Among the proposed reforms is the ability to register a ‘simplified top-level domain name’.
Rather than ending in ‘.com.au’, a top level domain name simply ends in ‘.au’. The changes do not replace the existing domain registration system, but rather they open up a new channel through which individuals can register a simplified domain name. For example, Rankin & Co. have registered ‘rankinbusinesslawyers.com’. Under the current system, we may register ‘rankinbusinesslawyers.com.au’ and, once the proposed changes are implemented, we can licence a third domain name- ‘rankinbusinesslawyers.au’.
Another significant change is the ability to use non-standard characters (non-ASCII) within a domain name, including Arabic, Cyrillic and Chinese language characters. Thus, under the proposed system, we may register a fourth domain name- rankin&co.au.
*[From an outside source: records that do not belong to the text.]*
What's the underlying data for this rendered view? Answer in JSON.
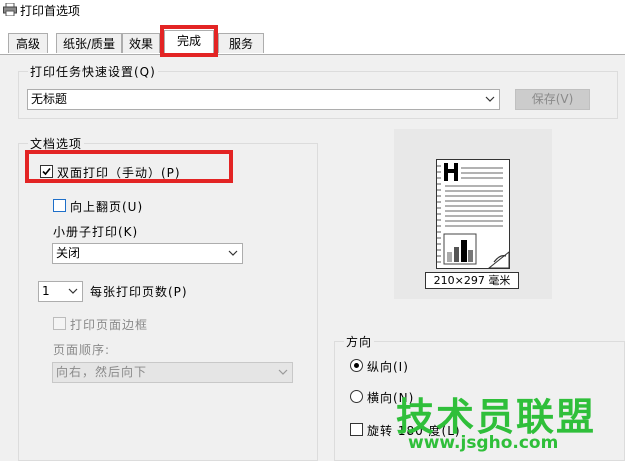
{
  "window": {
    "title": "打印首选项"
  },
  "tabs": [
    {
      "label": "高级",
      "active": false
    },
    {
      "label": "纸张/质量",
      "active": false
    },
    {
      "label": "效果",
      "active": false
    },
    {
      "label": "完成",
      "active": true
    },
    {
      "label": "服务",
      "active": false
    }
  ],
  "quick_settings": {
    "legend": "打印任务快速设置(Q)",
    "selected": "无标题",
    "save_label": "保存(V)"
  },
  "document_options": {
    "legend": "文档选项",
    "duplex_label": "双面打印（手动）(P)",
    "duplex_checked": true,
    "flip_up_label": "向上翻页(U)",
    "flip_up_checked": false,
    "booklet_label": "小册子打印(K)",
    "booklet_value": "关闭",
    "pages_per_sheet_value": "1",
    "pages_per_sheet_label": "每张打印页数(P)",
    "page_border_label": "打印页面边框",
    "page_border_checked": false,
    "page_order_label": "页面顺序:",
    "page_order_value": "向右，然后向下"
  },
  "preview": {
    "paper_size": "210×297 毫米"
  },
  "orientation": {
    "legend": "方向",
    "portrait_label": "纵向(I)",
    "landscape_label": "横向(N)",
    "rotate_label": "旋转 180 度(L)",
    "selected": "portrait"
  },
  "watermark": {
    "text": "技术员联盟",
    "url": "www.jsgho.com"
  },
  "colors": {
    "highlight": "#e32424",
    "watermark": "#2fbf3a",
    "checkbox_accent": "#1e6fc9"
  }
}
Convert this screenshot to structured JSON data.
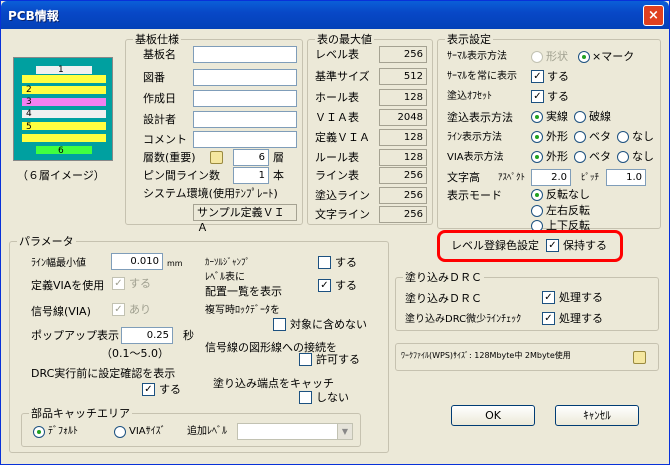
{
  "window": {
    "title": "PCB情報",
    "close_label": "×"
  },
  "board_image": {
    "caption": "（６層イメージ）",
    "layers": [
      "1",
      "2",
      "3",
      "4",
      "5",
      "6"
    ]
  },
  "board_spec": {
    "title": "基板仕様",
    "fields": [
      {
        "label": "基板名",
        "value": ""
      },
      {
        "label": "図番",
        "value": ""
      },
      {
        "label": "作成日",
        "value": ""
      },
      {
        "label": "設計者",
        "value": ""
      },
      {
        "label": "コメント",
        "value": ""
      }
    ],
    "layers_label": "層数(重要)",
    "layers_value": "6",
    "layers_unit": "層",
    "pin_label": "ピン間ライン数",
    "pin_value": "1",
    "pin_unit": "本",
    "env_label": "システム環境(使用ﾃﾝﾌﾟﾚｰﾄ)",
    "env_value": "サンプル定義ＶＩＡ"
  },
  "table_max": {
    "title": "表の最大値",
    "rows": [
      {
        "label": "レベル表",
        "value": "256"
      },
      {
        "label": "基準サイズ",
        "value": "512"
      },
      {
        "label": "ホール表",
        "value": "128"
      },
      {
        "label": "ＶＩＡ表",
        "value": "2048"
      },
      {
        "label": "定義ＶＩＡ",
        "value": "128"
      },
      {
        "label": "ルール表",
        "value": "128"
      },
      {
        "label": "ライン表",
        "value": "256"
      },
      {
        "label": "塗込ライン",
        "value": "256"
      },
      {
        "label": "文字ライン",
        "value": "256"
      }
    ]
  },
  "display": {
    "title": "表示設定",
    "thermal_label": "ｻｰﾏﾙ表示方法",
    "thermal_opt1": "形状",
    "thermal_opt2": "×マーク",
    "thermal_always_label": "ｻｰﾏﾙを常に表示",
    "thermal_always_cb": "する",
    "offset_label": "塗込ｵﾌｾｯﾄ",
    "offset_cb": "する",
    "fill_label": "塗込表示方法",
    "fill_opt1": "実線",
    "fill_opt2": "破線",
    "line_label": "ﾗｲﾝ表示方法",
    "via_label": "VIA表示方法",
    "opt_outline": "外形",
    "opt_solid": "ベタ",
    "opt_none": "なし",
    "text_label": "文字高",
    "text_aspect_label": "ｱｽﾍﾟｸﾄ",
    "text_aspect": "2.0",
    "text_pitch_label": "ﾋﾟｯﾁ",
    "text_pitch": "1.0",
    "mode_label": "表示モード",
    "mode_opt1": "反転なし",
    "mode_opt2": "左右反転",
    "mode_opt3": "上下反転",
    "level_color_label": "レベル登録色設定",
    "level_color_cb": "保持する"
  },
  "params": {
    "title": "パラメータ",
    "min_width_label": "ﾗｲﾝ幅最小値",
    "min_width_value": "0.010",
    "min_width_unit": "mm",
    "carsol_label": "ｶｰｿﾙｼﾞｬﾝﾌﾟ",
    "carsol_cb": "する",
    "def_via_label": "定義VIAを使用",
    "def_via_cb": "する",
    "level_list_label1": "ﾚﾍﾞﾙ表に",
    "level_list_label2": "配置一覧を表示",
    "level_list_cb": "する",
    "signal_via_label": "信号線(VIA)",
    "signal_via_cb": "あり",
    "copy_lock_label": "複写時ﾛｯｸﾃﾞｰﾀを",
    "copy_lock_cb": "対象に含めない",
    "popup_label": "ポップアップ表示",
    "popup_value": "0.25",
    "popup_unit": "秒",
    "popup_range": "（0.1～5.0）",
    "signal_shape_label": "信号線の図形線への接続を",
    "signal_shape_cb": "許可する",
    "drc_confirm_label": "DRC実行前に設定確認を表示",
    "drc_confirm_cb": "する",
    "fill_catch_label": "塗り込み端点をキャッチ",
    "fill_catch_cb": "しない"
  },
  "catch_area": {
    "title": "部品キャッチエリア",
    "opt1": "ﾃﾞﾌｫﾙﾄ",
    "opt2": "VIAｻｲｽﾞ",
    "add_label": "追加ﾚﾍﾞﾙ"
  },
  "fill_drc": {
    "title": "塗り込みＤＲＣ",
    "row1_label": "塗り込みＤＲＣ",
    "row1_cb": "処理する",
    "row2_label": "塗り込みDRC微少ﾗｲﾝﾁｪｯｸ",
    "row2_cb": "処理する"
  },
  "work_file": {
    "label": "ﾜｰｸﾌｧｲﾙ(WPS)ｻｲｽﾞ: 128Mbyte中 2Mbyte使用"
  },
  "buttons": {
    "ok": "OK",
    "cancel": "ｷｬﾝｾﾙ"
  },
  "colors": {
    "highlight": "#ff0000",
    "title_bar": "#0848c7"
  }
}
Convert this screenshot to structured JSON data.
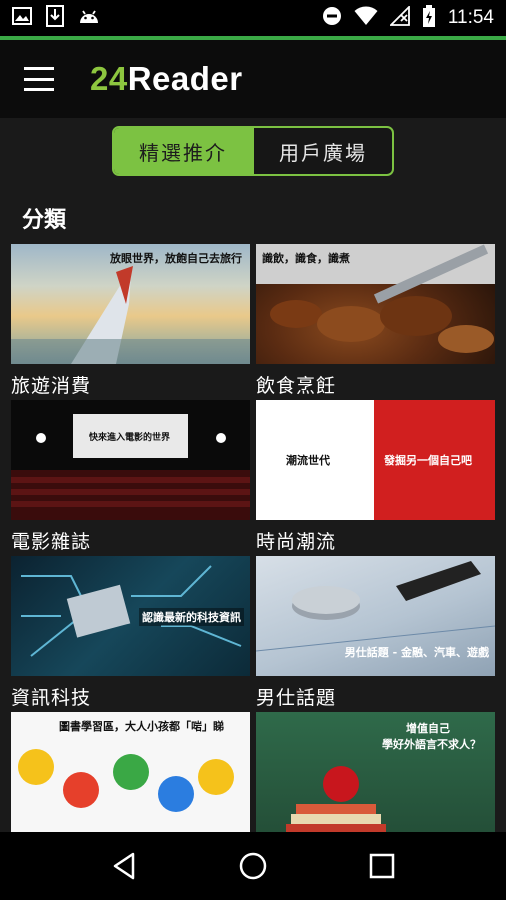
{
  "status_bar": {
    "time": "11:54",
    "left_icons": [
      "image-icon",
      "download-icon",
      "android-icon"
    ],
    "right_icons": [
      "do-not-disturb-icon",
      "wifi-icon",
      "no-signal-icon",
      "battery-charging-icon"
    ]
  },
  "app_bar": {
    "brand_number": "24",
    "brand_word": "Reader",
    "brand_number_color": "#8dc63f"
  },
  "tabs": [
    {
      "label": "精選推介",
      "active": true
    },
    {
      "label": "用戶廣場",
      "active": false
    }
  ],
  "accent_color": "#7cc242",
  "section": {
    "title": "分類"
  },
  "categories": [
    {
      "label": "旅遊消費",
      "overlay": "放眼世界，放飽自己去旅行"
    },
    {
      "label": "飲食烹飪",
      "overlay": "識飲，識食，識煮"
    },
    {
      "label": "電影雜誌",
      "overlay": "快來進入電影的世界"
    },
    {
      "label": "時尚潮流",
      "overlay_left": "潮流世代",
      "overlay_right": "發掘另一個自己吧"
    },
    {
      "label": "資訊科技",
      "overlay": "認識最新的科技資訊"
    },
    {
      "label": "男仕話題",
      "overlay": "男仕話題 - 金融、汽車、遊戲"
    },
    {
      "label": "",
      "overlay": "圖書學習區，大人小孩都「啱」睇"
    },
    {
      "label": "",
      "overlay_line1": "增值自己",
      "overlay_line2": "學好外語言不求人？"
    }
  ],
  "nav_bar": {
    "icons": [
      "back-icon",
      "home-icon",
      "recents-icon"
    ]
  }
}
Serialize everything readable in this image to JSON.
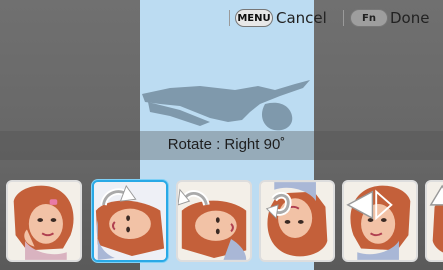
{
  "topbar": {
    "menu_key": "MENU",
    "cancel_label": "Cancel",
    "fn_key": "Fn",
    "done_label": "Done"
  },
  "rotate": {
    "label": "Rotate : Right 90˚"
  },
  "thumbnails": [
    {
      "icon": "none",
      "selected": false
    },
    {
      "icon": "rotate-right-icon",
      "selected": true
    },
    {
      "icon": "rotate-left-icon",
      "selected": false
    },
    {
      "icon": "rotate-180-icon",
      "selected": false
    },
    {
      "icon": "flip-horizontal-icon",
      "selected": false
    },
    {
      "icon": "flip-vertical-icon",
      "selected": false
    }
  ],
  "colors": {
    "highlight": "#bcdcf2",
    "selected_border": "#29a9e6"
  }
}
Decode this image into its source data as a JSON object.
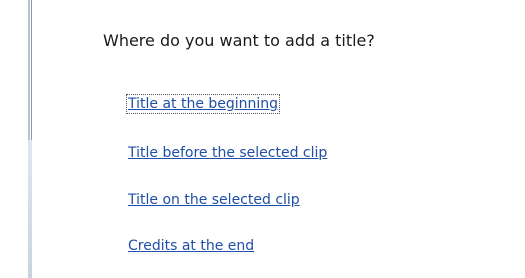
{
  "dialog": {
    "question": "Where do you want to add a title?",
    "options": [
      {
        "label": "Title at the beginning"
      },
      {
        "label": "Title before the selected clip"
      },
      {
        "label": "Title on the selected clip"
      },
      {
        "label": "Credits at the end"
      }
    ]
  },
  "colors": {
    "link": "#1f4fa8",
    "text": "#1a1a1a",
    "frame": "#b4c1d2"
  }
}
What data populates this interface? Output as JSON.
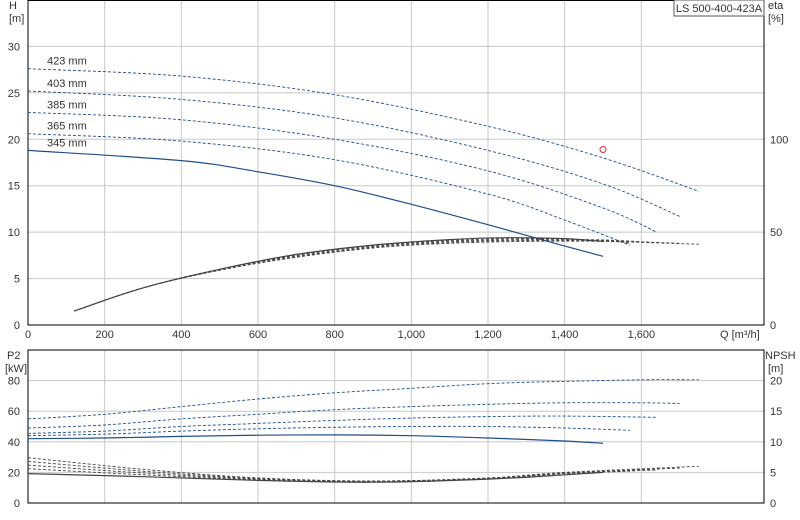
{
  "colors": {
    "curve_blue": "#1f4e8c",
    "eff_dark": "#444444",
    "grid": "#c8c8c8",
    "frame": "#000000",
    "text": "#333333",
    "duty_point": "#e0303a"
  },
  "model": "LS 500-400-423A",
  "chart_data": [
    {
      "type": "line",
      "panel": "upper",
      "y_left": {
        "label": "H",
        "unit": "[m]",
        "lim": [
          0,
          35
        ],
        "ticks": [
          0,
          5,
          10,
          15,
          20,
          25,
          30
        ]
      },
      "y_right": {
        "label": "eta",
        "unit": "[%]",
        "lim": [
          0,
          175
        ],
        "ticks": [
          0,
          50,
          100
        ]
      },
      "x": {
        "label": "Q [m³/h]",
        "lim": [
          0,
          1920
        ],
        "ticks": [
          0,
          200,
          400,
          600,
          800,
          1000,
          1200,
          1400,
          1600
        ],
        "tick_labels": [
          "0",
          "200",
          "400",
          "600",
          "800",
          "1,000",
          "1,200",
          "1,400",
          "1,600"
        ]
      },
      "grid": true,
      "head_series": [
        {
          "name": "423 mm",
          "dashed": true,
          "points": [
            [
              0,
              27.6
            ],
            [
              400,
              26.8
            ],
            [
              800,
              24.8
            ],
            [
              1200,
              21.4
            ],
            [
              1500,
              18.0
            ],
            [
              1750,
              14.4
            ]
          ]
        },
        {
          "name": "403 mm",
          "dashed": true,
          "points": [
            [
              0,
              25.2
            ],
            [
              400,
              24.3
            ],
            [
              800,
              22.3
            ],
            [
              1200,
              18.8
            ],
            [
              1500,
              15.2
            ],
            [
              1700,
              11.7
            ]
          ]
        },
        {
          "name": "385 mm",
          "dashed": true,
          "points": [
            [
              0,
              22.9
            ],
            [
              400,
              22.1
            ],
            [
              800,
              20.0
            ],
            [
              1200,
              16.6
            ],
            [
              1500,
              12.6
            ],
            [
              1640,
              10.0
            ]
          ]
        },
        {
          "name": "365 mm",
          "dashed": true,
          "points": [
            [
              0,
              20.6
            ],
            [
              400,
              19.8
            ],
            [
              800,
              17.8
            ],
            [
              1200,
              14.1
            ],
            [
              1400,
              11.3
            ],
            [
              1570,
              8.6
            ]
          ]
        },
        {
          "name": "345 mm",
          "dashed": false,
          "points": [
            [
              0,
              18.8
            ],
            [
              400,
              17.7
            ],
            [
              600,
              16.5
            ],
            [
              800,
              15.0
            ],
            [
              1000,
              13.0
            ],
            [
              1200,
              10.8
            ],
            [
              1400,
              8.5
            ],
            [
              1500,
              7.4
            ]
          ]
        }
      ],
      "efficiency_series": [
        {
          "dashed": false,
          "points": [
            [
              120,
              7.5
            ],
            [
              300,
              20
            ],
            [
              500,
              30
            ],
            [
              700,
              38
            ],
            [
              900,
              43
            ],
            [
              1100,
              46
            ],
            [
              1250,
              47
            ],
            [
              1400,
              46.5
            ],
            [
              1500,
              45
            ]
          ]
        },
        {
          "dashed": true,
          "points": [
            [
              120,
              7.5
            ],
            [
              300,
              20
            ],
            [
              500,
              30
            ],
            [
              700,
              37.5
            ],
            [
              900,
              42.5
            ],
            [
              1100,
              45.5
            ],
            [
              1300,
              46.5
            ],
            [
              1500,
              45.5
            ],
            [
              1570,
              44
            ]
          ]
        },
        {
          "dashed": true,
          "points": [
            [
              120,
              7.5
            ],
            [
              300,
              20
            ],
            [
              500,
              30
            ],
            [
              700,
              37
            ],
            [
              900,
              42
            ],
            [
              1100,
              45
            ],
            [
              1300,
              46
            ],
            [
              1500,
              45.8
            ],
            [
              1640,
              44.3
            ]
          ]
        },
        {
          "dashed": true,
          "points": [
            [
              120,
              7.5
            ],
            [
              300,
              20
            ],
            [
              500,
              29.5
            ],
            [
              700,
              36.5
            ],
            [
              900,
              41.5
            ],
            [
              1100,
              44.5
            ],
            [
              1300,
              45.5
            ],
            [
              1500,
              45.3
            ],
            [
              1700,
              44
            ]
          ]
        },
        {
          "dashed": true,
          "points": [
            [
              120,
              7.5
            ],
            [
              300,
              20
            ],
            [
              500,
              29.5
            ],
            [
              700,
              36.5
            ],
            [
              900,
              41.5
            ],
            [
              1100,
              44
            ],
            [
              1300,
              45
            ],
            [
              1500,
              45
            ],
            [
              1750,
              43.5
            ]
          ]
        }
      ],
      "duty_point": {
        "q": 1500,
        "h": 18.9
      }
    },
    {
      "type": "line",
      "panel": "lower",
      "y_left": {
        "label": "P2",
        "unit": "[kW]",
        "lim": [
          0,
          100
        ],
        "ticks": [
          0,
          20,
          40,
          60,
          80
        ]
      },
      "y_right": {
        "label": "NPSH",
        "unit": "[m]",
        "lim": [
          0,
          25
        ],
        "ticks": [
          0,
          5,
          10,
          15,
          20
        ]
      },
      "x": {
        "lim": [
          0,
          1920
        ]
      },
      "grid": true,
      "power_series": [
        {
          "dashed": true,
          "points": [
            [
              0,
              55
            ],
            [
              200,
              58
            ],
            [
              400,
              63
            ],
            [
              600,
              68
            ],
            [
              800,
              72
            ],
            [
              1000,
              75
            ],
            [
              1200,
              78
            ],
            [
              1400,
              79.5
            ],
            [
              1600,
              80.5
            ],
            [
              1750,
              80.5
            ]
          ]
        },
        {
          "dashed": true,
          "points": [
            [
              0,
              49
            ],
            [
              200,
              51
            ],
            [
              400,
              55
            ],
            [
              600,
              58
            ],
            [
              800,
              61
            ],
            [
              1000,
              63
            ],
            [
              1200,
              64.5
            ],
            [
              1400,
              65.5
            ],
            [
              1600,
              65.5
            ],
            [
              1700,
              65
            ]
          ]
        },
        {
          "dashed": true,
          "points": [
            [
              0,
              45.5
            ],
            [
              200,
              47
            ],
            [
              400,
              50
            ],
            [
              600,
              52
            ],
            [
              800,
              54
            ],
            [
              1000,
              55.5
            ],
            [
              1200,
              56.5
            ],
            [
              1400,
              56.8
            ],
            [
              1640,
              56
            ]
          ]
        },
        {
          "dashed": true,
          "points": [
            [
              0,
              44
            ],
            [
              200,
              45
            ],
            [
              400,
              47
            ],
            [
              600,
              48.5
            ],
            [
              800,
              49.5
            ],
            [
              1000,
              50
            ],
            [
              1200,
              50
            ],
            [
              1400,
              49
            ],
            [
              1570,
              47.5
            ]
          ]
        },
        {
          "dashed": false,
          "points": [
            [
              0,
              42
            ],
            [
              200,
              42.5
            ],
            [
              400,
              43.5
            ],
            [
              600,
              44.3
            ],
            [
              800,
              44.5
            ],
            [
              1000,
              44
            ],
            [
              1200,
              42.5
            ],
            [
              1400,
              40.5
            ],
            [
              1500,
              39
            ]
          ]
        }
      ],
      "npsh_series": [
        {
          "dashed": false,
          "points": [
            [
              0,
              4.8
            ],
            [
              300,
              4.3
            ],
            [
              600,
              3.7
            ],
            [
              900,
              3.4
            ],
            [
              1200,
              3.9
            ],
            [
              1400,
              4.6
            ],
            [
              1500,
              5.0
            ]
          ]
        },
        {
          "dashed": true,
          "points": [
            [
              0,
              5.6
            ],
            [
              300,
              4.6
            ],
            [
              600,
              3.8
            ],
            [
              900,
              3.5
            ],
            [
              1200,
              4.0
            ],
            [
              1400,
              4.8
            ],
            [
              1570,
              5.2
            ]
          ]
        },
        {
          "dashed": true,
          "points": [
            [
              0,
              6.2
            ],
            [
              300,
              4.9
            ],
            [
              600,
              3.9
            ],
            [
              900,
              3.5
            ],
            [
              1200,
              4.0
            ],
            [
              1400,
              4.8
            ],
            [
              1640,
              5.4
            ]
          ]
        },
        {
          "dashed": true,
          "points": [
            [
              0,
              6.8
            ],
            [
              300,
              5.2
            ],
            [
              600,
              4.0
            ],
            [
              900,
              3.6
            ],
            [
              1200,
              4.0
            ],
            [
              1400,
              4.9
            ],
            [
              1700,
              5.7
            ]
          ]
        },
        {
          "dashed": true,
          "points": [
            [
              0,
              7.4
            ],
            [
              300,
              5.5
            ],
            [
              600,
              4.1
            ],
            [
              900,
              3.6
            ],
            [
              1200,
              4.1
            ],
            [
              1400,
              5.0
            ],
            [
              1750,
              6.0
            ]
          ]
        }
      ]
    }
  ]
}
The proposed changes are not just aesthetic, auDA contemplates a ‘looser’ set of rules for determining eligibility and allocating simplified domain names. Whereas the current licensing rules require, inter alia, that registration is made in good faith and that the registrant is based in Australia, the new system may forgo the good faith condition and simply require an ‘Australian presence’. Additionally, the .au namespace will be accessible to all entities whereas, under the current system, certain names are restricted for use by particular entities; for example, a .org.au domain name is only available to non-commercial Australian organisations. The precise rules for registration are yet to be settled and auDA is inviting individuals to have their say.
The proposed reforms, at least in their current formulation, pose a real challenge to existing websites. Most obviously, websites may be imitated by opportunistic ‘cybersquatters’. One would only have to take an existing website, gut out the ‘.com’, register it, and hold it on ransom against the established website.
It is unclear whether businesses with an existing domain name will be automatically entitled to license the simplified domain name for the same address. Recent discussions suggest that websites registered after 2016 will not be granted automatic use of the .au domain. Frustratingly, auDA has not provided for a fair system of dispute resolution in the event of website imitation.
What is most clear is that existing businesses will have to pay additional fees in order to register a simplified domain name which, judging by current registration fees, may range between $99 – 127 for a two year licence (although we are hopeful that concessions will be applied to the simplified domain name).
The second and often overlooked risk of the reforms is that the looser registration rules may undermine public confidence in the .au domain namespace. The auDA review panel have not explained in any real detail or persuasive logic why the reforms are needed. Nor is it clear how these reforms will benefit Australian businesses- that is, aside from the business of domain registration which is the true beneficiary of these reforms.
Combatting Cybersquatters; Register a Trademark
The threat of cybersquatting is ameliorated with a registered trademark. The act of registering a domain name does not provide the registrant with the proprietary rights to that name. It merely gives the registrant a licence to use the name for a specified period (usually two years) and that licence can be revoked at any time. In order to claim ownership of domain name, the registrant must have it trademarked.
We will keep our readership notified of updates to the domain namespace. Click here to view the auDA discussion paper on the proposed changes.
The article is intended for general interest purposes only and does not constitute legal advice. For tailored advice contact Rankin & Co.